My Lords, the Government have worked hard to improve support for carers and are determined to do even more. Our new White Paper, published last week, proposes a range of measures for improved carer support, including an information helpline, an expert carers programme and emergency respite care. The existing carers steering group, comprising representatives from several government departments, will co-ordinate implementation of those measures to improve the health and well-being of carers.
My Lords, I thank my noble friend for that helpful reply and for all the attention paid to carers in the recent White Paper. He will, I think, be aware that ITN is running a campaign for carers in association with the lunchtime and evening news bulletins. Entitled "Who Cares?", it aims to raise the profile of carers. One of the things that it is calling for is a carers tsar, who would co-ordinate and spearhead policy across departments. Will the Minister give the Government's reaction to that suggestion and indicate when the review of the national carers strategy, launched in 1999, will begin?
My Lords, I am sure that the whole House pays tribute to the work that my noble friend has done in the interests of carers over the years. I am aware of the ITN campaign, and we welcome the higher awareness of carers' issues that it achieves. With regard to a carers tsar, my noble friend will be aware that we already have a number of national clinical directors—for example, for social care, older people and disease-specific groups such as cancer and diabetes—who pay great attention to the issues of carers. As part of the White Paper follow-through, we will encourage councils and PCTs to have a carers lead to develop services locally.
My Lords, will the noble Lord help on this question? NICE made a decision a month or so ago on Alzheimer drugs, but it failed to take into account, when balancing the cost of the drug with the cost of carers, that the drug cost £2.50 a day and carers cost an enormous amount more. Will he please make sure that, when NICE makes its decisions, it takes into account not only the medical aspects but the cost to social security budgets and the cost of caring?
My Lords, I am sure that the noble Earl is aware that, in the case to which he refers, NICE went out to consultation and listened to the comments made. It has reconsidered its position on the group of drugs involved in that study and has put forward revised proposals for further consultation. I do not wish to comment further until that consultation process ends.
My Lords, does the Minister agree that there is now an increasing number of carers caring for longer and longer because medical advances ensure that the people they care for have a longer life expectancy? Many of those carers need and wish to work for all the reasons that we understand. Therefore, a much more flexible working pattern is essential. A very good example is that created by BT, which many more employers need to follow. A tsar or somebody with the task of co-ordinating the work that is done for carers could encourage such an initiative and perhaps ensure that it happens.
My Lords, the noble Baroness is right. The 2001 census showed that in England and Wales there were 5.2 million carers—one in 10 of the population. We wish to encourage employers to show flexibility in the arrangements for staff who have caring duties. I will not repeat the answer that I gave to my noble friend Lady Pitkeathley on a tsar, but we are well seized of the need to support carers in this area.
My Lords, will the Minister answer the question asked by the noble Baroness, Lady Pitkeathley, about when the national carers strategy would be reviewed?
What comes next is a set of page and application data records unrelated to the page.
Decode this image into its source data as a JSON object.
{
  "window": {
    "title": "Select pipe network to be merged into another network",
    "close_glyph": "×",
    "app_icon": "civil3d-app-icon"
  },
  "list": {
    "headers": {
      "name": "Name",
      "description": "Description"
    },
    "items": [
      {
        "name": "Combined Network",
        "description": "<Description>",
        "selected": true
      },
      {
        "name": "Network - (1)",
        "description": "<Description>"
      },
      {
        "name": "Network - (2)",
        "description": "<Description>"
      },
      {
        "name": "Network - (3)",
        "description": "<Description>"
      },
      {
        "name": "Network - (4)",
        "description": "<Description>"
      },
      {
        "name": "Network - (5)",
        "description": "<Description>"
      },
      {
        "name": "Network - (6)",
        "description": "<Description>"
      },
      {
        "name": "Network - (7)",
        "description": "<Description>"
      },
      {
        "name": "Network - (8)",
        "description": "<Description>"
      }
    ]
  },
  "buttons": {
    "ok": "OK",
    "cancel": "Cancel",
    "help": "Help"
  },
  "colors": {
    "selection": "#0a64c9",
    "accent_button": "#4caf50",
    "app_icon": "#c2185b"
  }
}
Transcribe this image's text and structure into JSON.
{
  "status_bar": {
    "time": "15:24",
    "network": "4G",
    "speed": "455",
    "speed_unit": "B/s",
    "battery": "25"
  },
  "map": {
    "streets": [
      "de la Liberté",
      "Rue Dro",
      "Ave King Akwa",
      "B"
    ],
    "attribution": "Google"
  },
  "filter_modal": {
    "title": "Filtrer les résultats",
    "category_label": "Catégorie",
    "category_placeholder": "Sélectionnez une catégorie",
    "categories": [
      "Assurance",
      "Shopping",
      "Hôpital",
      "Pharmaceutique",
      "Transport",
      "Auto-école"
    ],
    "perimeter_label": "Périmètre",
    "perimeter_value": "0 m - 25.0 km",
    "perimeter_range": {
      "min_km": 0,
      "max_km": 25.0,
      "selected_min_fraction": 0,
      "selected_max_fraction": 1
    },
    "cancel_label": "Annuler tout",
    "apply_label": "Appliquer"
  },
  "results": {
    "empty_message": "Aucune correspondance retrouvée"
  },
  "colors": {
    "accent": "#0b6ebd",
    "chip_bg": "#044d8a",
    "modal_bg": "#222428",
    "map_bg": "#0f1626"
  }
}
When will that review commence? When will it be complete? That information is essential to local authorities, which will have to introduce the White Paper provisions on a cost-neutral basis.
My Lords, we have already started the national carers strategy review. The White Paper set out some of the agendas that will be tackled in that area.
My Lords, we are taking that agenda forward, as we always do with regard to carers. I will give further and better particulars to my noble friend in writing.
My Lords, I am sure that the Minister is aware that this week is eating disorders awareness week. Following the helpful comments of his honourable friend Rosie Winterton yesterday, could he confirm that the Government recognise the tremendous work done by the parents and carers of the 1.1 million young people who suffer from these disorders?
My Lords, is my noble friend the Minister aware that some grandparents are caring for their grandchildren because their own children are incapacitated in some way? I come across this as chair of the National Treatment Agency with drug-using parents. Grandparents who are carers are given little support and respite, yet they save the state a lot of money. What is the Government's view of that?
My Lords, we recognise that some grandparents provide care. In those circumstances, they can claim child benefit and possibly child tax credits. Local authorities are in such circumstances empowered to assist with the care of children and young people who are not looked after.